- _What the exercise asks_
In the entries that follow, how many lines hold the string "this"? Give only that number.

- _Information supplied_
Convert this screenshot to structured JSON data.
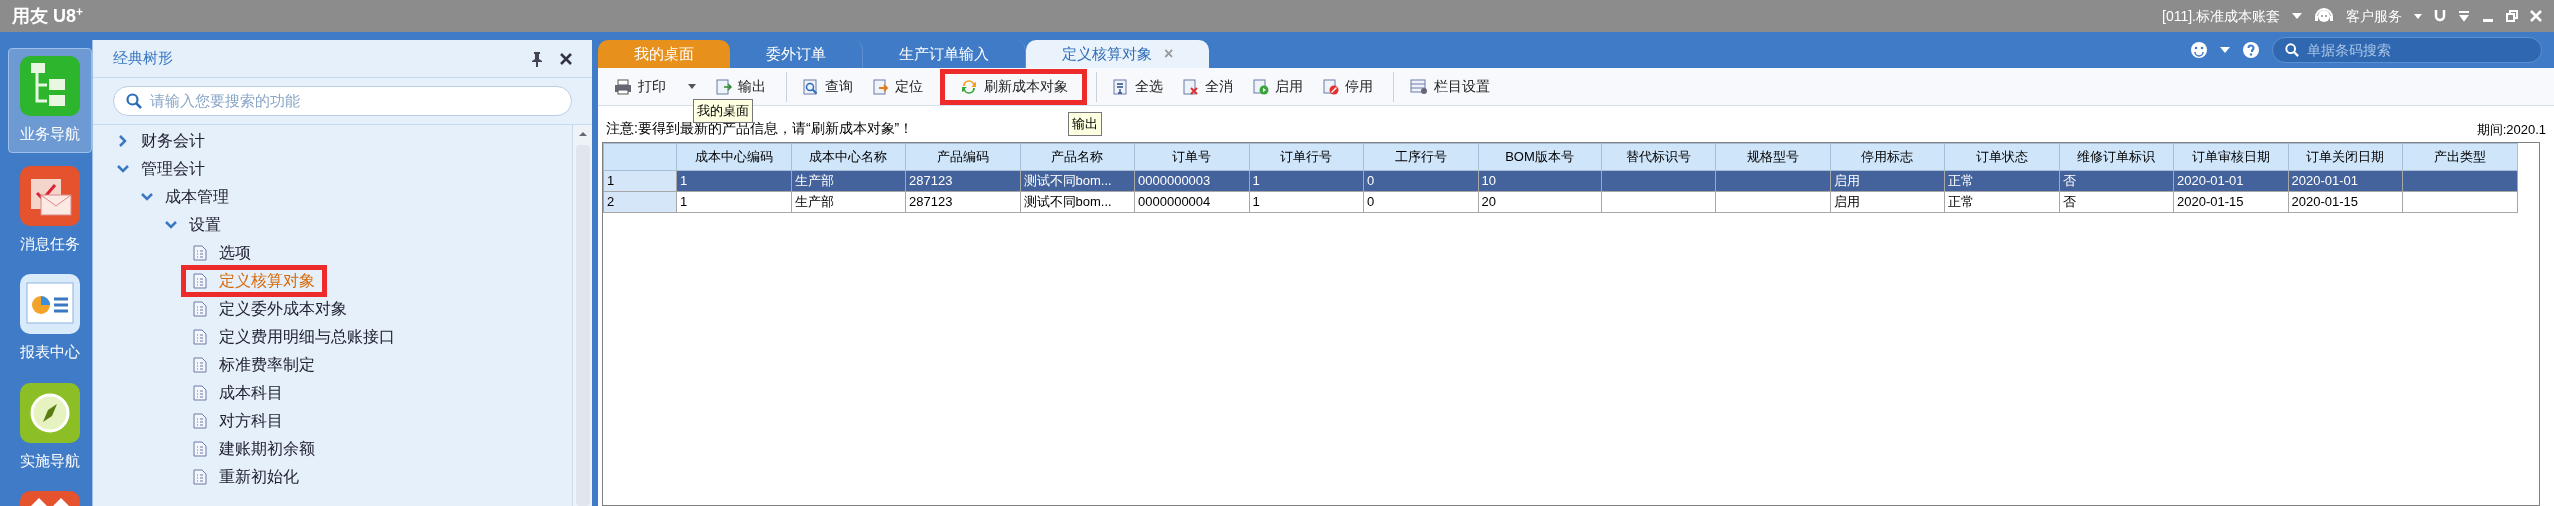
{
  "app": {
    "logo": "用友 U8",
    "logo_sup": "+",
    "account": "[011].标准成本账套",
    "service": "客户服务"
  },
  "nav": [
    {
      "label": "业务导航",
      "selected": true,
      "kind": "tree"
    },
    {
      "label": "消息任务",
      "selected": false,
      "kind": "mail"
    },
    {
      "label": "报表中心",
      "selected": false,
      "kind": "report"
    },
    {
      "label": "实施导航",
      "selected": false,
      "kind": "compass"
    },
    {
      "selected": false,
      "kind": "diamond"
    }
  ],
  "tree_panel": {
    "title": "经典树形",
    "search_placeholder": "请输入您要搜索的功能",
    "items": [
      {
        "label": "财务会计",
        "expanded": false
      },
      {
        "label": "管理会计",
        "expanded": true,
        "children": [
          {
            "label": "成本管理",
            "expanded": true,
            "children": [
              {
                "label": "设置",
                "expanded": true,
                "children": [
                  {
                    "label": "选项",
                    "selected": false,
                    "highlighted": false
                  },
                  {
                    "label": "定义核算对象",
                    "selected": true,
                    "highlighted": true
                  },
                  {
                    "label": "定义委外成本对象",
                    "selected": false,
                    "highlighted": false
                  },
                  {
                    "label": "定义费用明细与总账接口",
                    "selected": false,
                    "highlighted": false
                  },
                  {
                    "label": "标准费率制定",
                    "selected": false,
                    "highlighted": false
                  },
                  {
                    "label": "成本科目",
                    "selected": false,
                    "highlighted": false
                  },
                  {
                    "label": "对方科目",
                    "selected": false,
                    "highlighted": false
                  },
                  {
                    "label": "建账期初余额",
                    "selected": false,
                    "highlighted": false
                  },
                  {
                    "label": "重新初始化",
                    "selected": false,
                    "highlighted": false
                  }
                ]
              }
            ]
          }
        ]
      }
    ]
  },
  "tabs": [
    {
      "label": "我的桌面",
      "selected": false,
      "kind": "home"
    },
    {
      "label": "委外订单",
      "selected": false,
      "kind": "doc"
    },
    {
      "label": "生产订单输入",
      "selected": false,
      "kind": "doc"
    },
    {
      "label": "定义核算对象",
      "selected": true,
      "kind": "doc",
      "close": "×"
    }
  ],
  "barcode_search": {
    "placeholder": "单据条码搜索"
  },
  "toolbar": [
    {
      "label": "打印",
      "kind": "print",
      "dropdown": true,
      "highlighted": false,
      "group_start": false
    },
    {
      "label": "输出",
      "kind": "export",
      "dropdown": false,
      "highlighted": false,
      "group_start": false
    },
    {
      "label": "查询",
      "kind": "query",
      "dropdown": false,
      "highlighted": false,
      "group_start": true
    },
    {
      "label": "定位",
      "kind": "locate",
      "dropdown": false,
      "highlighted": false,
      "group_start": false
    },
    {
      "label": "刷新成本对象",
      "kind": "refresh",
      "dropdown": false,
      "highlighted": true,
      "group_start": true
    },
    {
      "label": "全选",
      "kind": "selectall",
      "dropdown": false,
      "highlighted": false,
      "group_start": true
    },
    {
      "label": "全消",
      "kind": "clearall",
      "dropdown": false,
      "highlighted": false,
      "group_start": false
    },
    {
      "label": "启用",
      "kind": "enable",
      "dropdown": false,
      "highlighted": false,
      "group_start": false
    },
    {
      "label": "停用",
      "kind": "disable",
      "dropdown": false,
      "highlighted": false,
      "group_start": false
    },
    {
      "label": "栏目设置",
      "kind": "columns",
      "dropdown": false,
      "highlighted": false,
      "group_start": true
    }
  ],
  "tooltips": [
    "我的桌面",
    "输出"
  ],
  "note": "注意:要得到最新的产品信息，请“刷新成本对象”！",
  "period": "期间:2020.1",
  "table": {
    "columns": [
      "",
      "成本中心编码",
      "成本中心名称",
      "产品编码",
      "产品名称",
      "订单号",
      "订单行号",
      "工序行号",
      "BOM版本号",
      "替代标识号",
      "规格型号",
      "停用标志",
      "订单状态",
      "维修订单标识",
      "订单审核日期",
      "订单关闭日期",
      "产出类型"
    ],
    "rows": [
      {
        "selected": true,
        "cells": [
          "1",
          "1",
          "生产部",
          "287123",
          "测试不同bom...",
          "0000000003",
          "1",
          "0",
          "10",
          "",
          "",
          "启用",
          "正常",
          "否",
          "2020-01-01",
          "2020-01-01",
          ""
        ]
      },
      {
        "selected": false,
        "cells": [
          "2",
          "1",
          "生产部",
          "287123",
          "测试不同bom...",
          "0000000004",
          "1",
          "0",
          "20",
          "",
          "",
          "启用",
          "正常",
          "否",
          "2020-01-15",
          "2020-01-15",
          ""
        ]
      }
    ]
  }
}
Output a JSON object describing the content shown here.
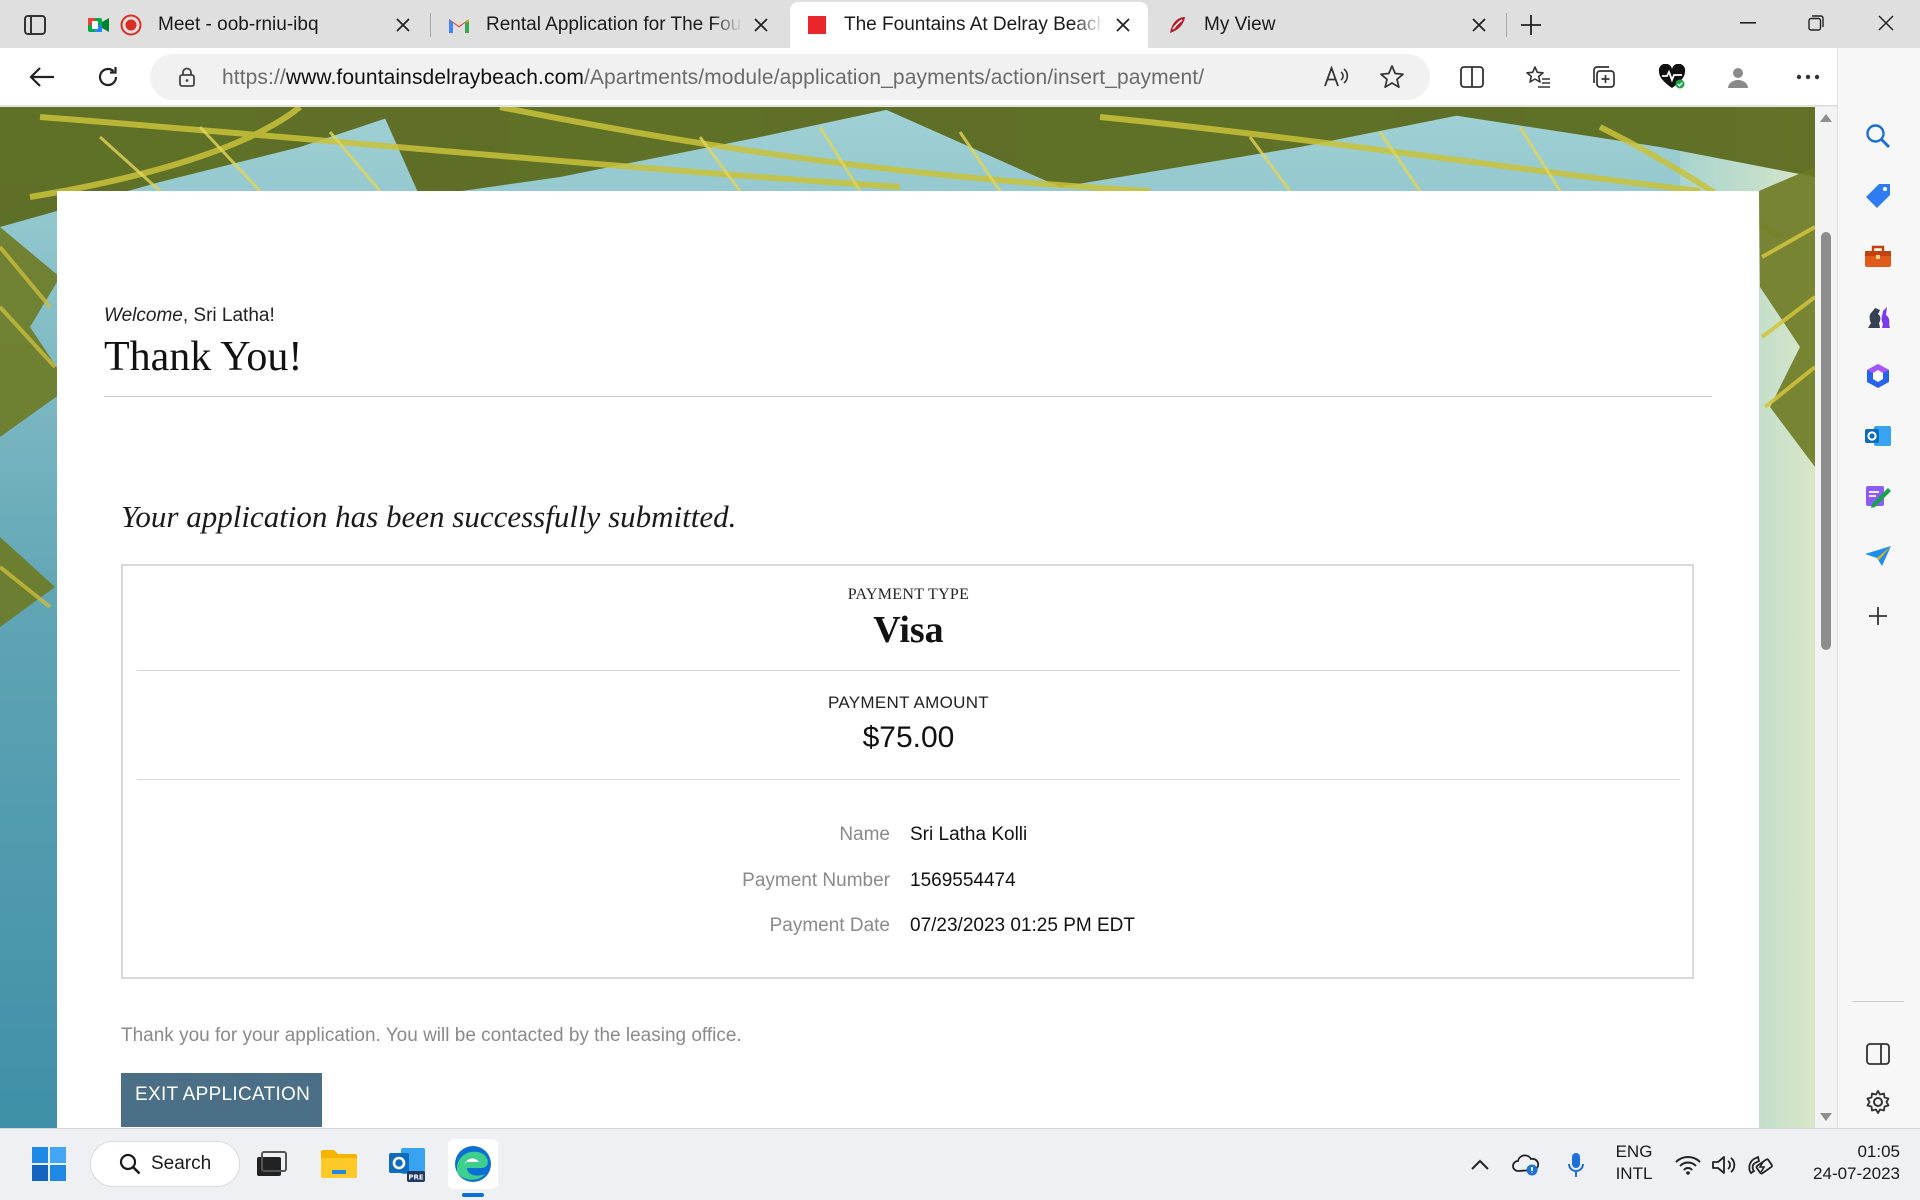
{
  "browser": {
    "tabs": [
      {
        "title": "Meet - oob-rniu-ibq",
        "icon": "google-meet-icon"
      },
      {
        "title": "Rental Application for The Fountains At Delray Beach",
        "icon": "gmail-icon"
      },
      {
        "title": "The Fountains At Delray Beach | Rental Application",
        "icon": "site-favicon-icon"
      },
      {
        "title": "My View",
        "icon": "my-view-icon"
      }
    ],
    "url": {
      "scheme": "https://",
      "host": "www.fountainsdelraybeach.com",
      "path": "/Apartments/module/application_payments/action/insert_payment/"
    }
  },
  "page": {
    "welcome_prefix": "Welcome",
    "welcome_name": ", Sri Latha!",
    "title": "Thank You!",
    "success_message": "Your application has been successfully submitted.",
    "payment": {
      "type_label": "PAYMENT TYPE",
      "type_value": "Visa",
      "amount_label": "PAYMENT AMOUNT",
      "amount_value": "$75.00",
      "details": [
        {
          "key": "Name",
          "value": "Sri Latha Kolli"
        },
        {
          "key": "Payment Number",
          "value": "1569554474"
        },
        {
          "key": "Payment Date",
          "value": "07/23/2023 01:25 PM EDT"
        }
      ]
    },
    "thanks_note": "Thank you for your application. You will be contacted by the leasing office.",
    "exit_button": "EXIT APPLICATION"
  },
  "taskbar": {
    "search_label": "Search",
    "language_top": "ENG",
    "language_bottom": "INTL",
    "time": "01:05",
    "date": "24-07-2023"
  },
  "colors": {
    "accent_button": "#4a6f86",
    "edge_blue": "#0a6fd6",
    "recording_red": "#d93025"
  }
}
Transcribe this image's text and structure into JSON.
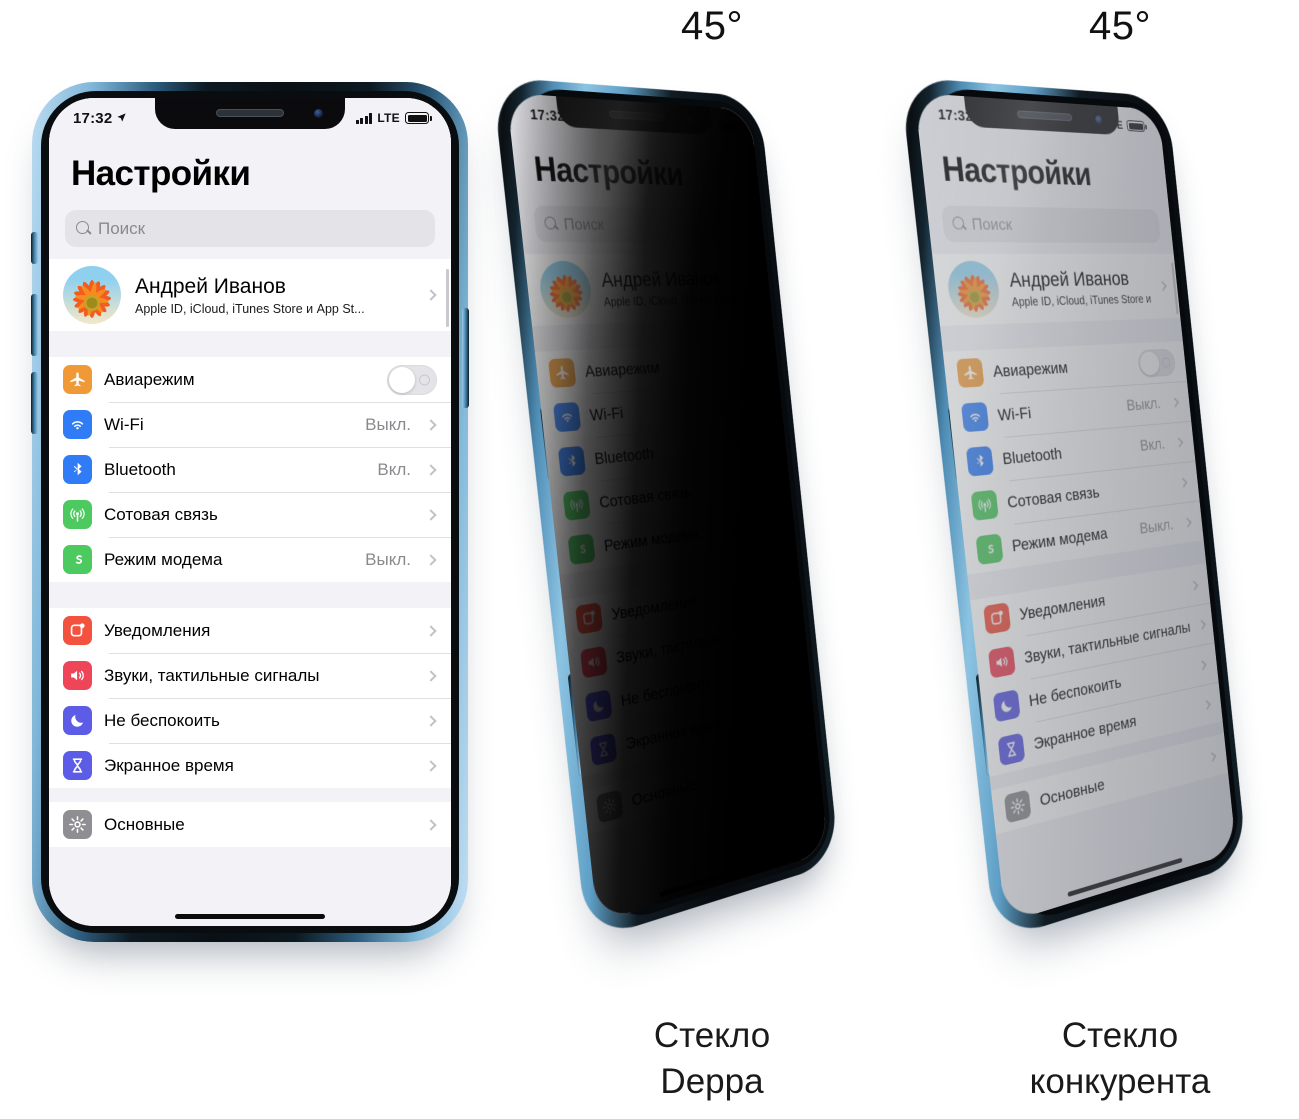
{
  "labels": {
    "angle_left": "45°",
    "angle_right": "45°"
  },
  "captions": {
    "middle_line1": "Стекло",
    "middle_line2": "Deppa",
    "right_line1": "Стекло",
    "right_line2": "конкурента"
  },
  "phone": {
    "status_bar": {
      "time": "17:32",
      "location_icon": "location-arrow-icon",
      "signal_icon": "cellular-bars-icon",
      "network": "LTE",
      "battery_icon": "battery-full-icon"
    },
    "header_title": "Настройки",
    "search": {
      "icon": "search-icon",
      "placeholder": "Поиск"
    },
    "account": {
      "avatar": "flower-avatar",
      "name": "Андрей Иванов",
      "subtitle": "Apple ID, iCloud, iTunes Store и App St...",
      "chevron": "chevron-right-icon"
    },
    "groups": [
      {
        "rows": [
          {
            "icon": "airplane-icon",
            "icon_color": "#f09a37",
            "label": "Авиарежим",
            "value": "",
            "control": "toggle",
            "toggle_on": false
          },
          {
            "icon": "wifi-icon",
            "icon_color": "#2f7cf6",
            "label": "Wi-Fi",
            "value": "Выкл.",
            "control": "chevron"
          },
          {
            "icon": "bluetooth-icon",
            "icon_color": "#2f7cf6",
            "label": "Bluetooth",
            "value": "Вкл.",
            "control": "chevron"
          },
          {
            "icon": "cellular-icon",
            "icon_color": "#4cc95f",
            "label": "Сотовая связь",
            "value": "",
            "control": "chevron"
          },
          {
            "icon": "hotspot-icon",
            "icon_color": "#4cc95f",
            "label": "Режим модема",
            "value": "Выкл.",
            "control": "chevron"
          }
        ]
      },
      {
        "rows": [
          {
            "icon": "notifications-icon",
            "icon_color": "#f3523f",
            "label": "Уведомления",
            "value": "",
            "control": "chevron"
          },
          {
            "icon": "sounds-icon",
            "icon_color": "#ef4559",
            "label": "Звуки, тактильные сигналы",
            "value": "",
            "control": "chevron"
          },
          {
            "icon": "moon-icon",
            "icon_color": "#5d5ce6",
            "label": "Не беспокоить",
            "value": "",
            "control": "chevron"
          },
          {
            "icon": "hourglass-icon",
            "icon_color": "#5d5ce6",
            "label": "Экранное время",
            "value": "",
            "control": "chevron"
          }
        ]
      },
      {
        "rows": [
          {
            "icon": "gear-icon",
            "icon_color": "#8e8e93",
            "label": "Основные",
            "value": "",
            "control": "chevron"
          }
        ]
      }
    ],
    "home_indicator": "home-indicator"
  },
  "colors": {
    "frame_blue": "#5f9fc6",
    "screen_bg": "#f2f2f7",
    "row_bg": "#ffffff",
    "separator": "#e0e0e2",
    "secondary_text": "#8a8a8e"
  }
}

- _Written answer_
2